The patients, parents, and physicians involved in this study felt that the interventions were a success. However, this opinion is highly subjective and is not backed by the accumulated systematic objective data. This article describes the experiences of 2 institutions with phonosurgery for UVFI in children and provides insight into the advantages and disadvantages of each procedure. A prospective study, with clearly defined outcomes and systematic data collection, would provide more detailed results.
In conclusion, injection laryngoplasty, thyroplasty, and nerve reinnervation can be performed in children with good outcomes and with an acceptable safety profile. Injection laryngoplasty can be repeated until a child reaches an age where a definitive thyroplasty, with or without arytenoids procedures, can be performed under local anesthesia. Injection laryngoplasty is also a good choice in patients who may experience a spontaneous recovery of vocal fold movement. Thyroplasty can be considered for prepubescent children with aspiration concerns in addition to voice concerns or older adolescents with good airway protection who can tolerate a procedure under local anesthesia. In addition, ANSA-RLN anastomosis is appropriate for younger children with UVFI with voice concerns or older adolescents who are unable to protect their airway under local anesthesia. Prospective studies are needed to greater clarify the appropriate role for each method of vocal fold medialization.
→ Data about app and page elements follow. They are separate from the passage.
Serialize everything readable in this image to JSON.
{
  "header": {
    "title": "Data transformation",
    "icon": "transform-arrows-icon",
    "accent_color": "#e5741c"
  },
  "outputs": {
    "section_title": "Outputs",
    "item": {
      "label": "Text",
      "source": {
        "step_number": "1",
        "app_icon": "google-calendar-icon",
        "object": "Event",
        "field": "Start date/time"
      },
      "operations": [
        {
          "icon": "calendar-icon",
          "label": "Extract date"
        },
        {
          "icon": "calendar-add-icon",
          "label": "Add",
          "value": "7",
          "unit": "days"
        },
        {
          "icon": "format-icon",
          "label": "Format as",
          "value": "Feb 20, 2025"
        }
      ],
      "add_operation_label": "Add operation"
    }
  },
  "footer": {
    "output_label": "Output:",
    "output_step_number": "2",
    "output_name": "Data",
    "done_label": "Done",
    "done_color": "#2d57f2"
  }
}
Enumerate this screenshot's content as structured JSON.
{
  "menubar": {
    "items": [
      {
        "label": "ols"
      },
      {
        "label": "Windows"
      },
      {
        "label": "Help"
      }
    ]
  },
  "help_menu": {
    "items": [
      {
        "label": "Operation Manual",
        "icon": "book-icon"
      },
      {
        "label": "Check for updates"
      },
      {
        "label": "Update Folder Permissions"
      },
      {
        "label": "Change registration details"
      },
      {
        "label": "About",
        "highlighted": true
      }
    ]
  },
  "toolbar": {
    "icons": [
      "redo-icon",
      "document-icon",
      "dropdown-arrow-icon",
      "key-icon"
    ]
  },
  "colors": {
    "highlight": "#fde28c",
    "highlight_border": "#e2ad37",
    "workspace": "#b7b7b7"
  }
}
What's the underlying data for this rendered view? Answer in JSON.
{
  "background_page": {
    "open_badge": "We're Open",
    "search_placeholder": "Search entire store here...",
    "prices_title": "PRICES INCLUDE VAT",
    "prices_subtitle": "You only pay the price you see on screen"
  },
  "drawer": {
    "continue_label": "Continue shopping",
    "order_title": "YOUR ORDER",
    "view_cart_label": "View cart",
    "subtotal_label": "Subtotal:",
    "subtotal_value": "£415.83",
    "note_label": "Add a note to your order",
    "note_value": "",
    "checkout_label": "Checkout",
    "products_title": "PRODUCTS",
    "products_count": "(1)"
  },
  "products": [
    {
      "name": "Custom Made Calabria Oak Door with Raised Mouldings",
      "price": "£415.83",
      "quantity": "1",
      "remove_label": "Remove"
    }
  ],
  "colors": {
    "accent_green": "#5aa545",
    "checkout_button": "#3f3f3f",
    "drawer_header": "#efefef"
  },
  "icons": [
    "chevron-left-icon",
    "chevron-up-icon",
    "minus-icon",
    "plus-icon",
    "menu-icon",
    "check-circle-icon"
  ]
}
Correspondence: Christopher J. Hartnick, MD, Massachusetts Eye and Ear Infirmary, 243 Charles St, Boston, MA 02114 (Christopher_Hartnick@meei.harvard.edu).
Submitted for Publication: December 20, 2006; final revision received April 12, 2007; accepted April 18, 2007.
Author Contributions: Drs Sipp, Kerschner, and Hartnick and Ms Braune had full access to all the data in the study and take responsibility for the integrity of the data and the accuracy of the data analysis. Study concept and design: Sipp and Hartnick. Acquisition of data: Sipp, Kerschner, Braune, and Hartnick. Analysis and interpretation of data: Sipp, Kerschner, and Hartnick. Drafting of the manuscript: Sipp and Hartnick. Critical revision of the manuscript for important intellectual content: Sipp, Kerschner, Braune, and Hartnick. Administrative, technical, and material support: Braune. Study supervision: Kerschner and Hartnick.
Financial Disclosure: None reported.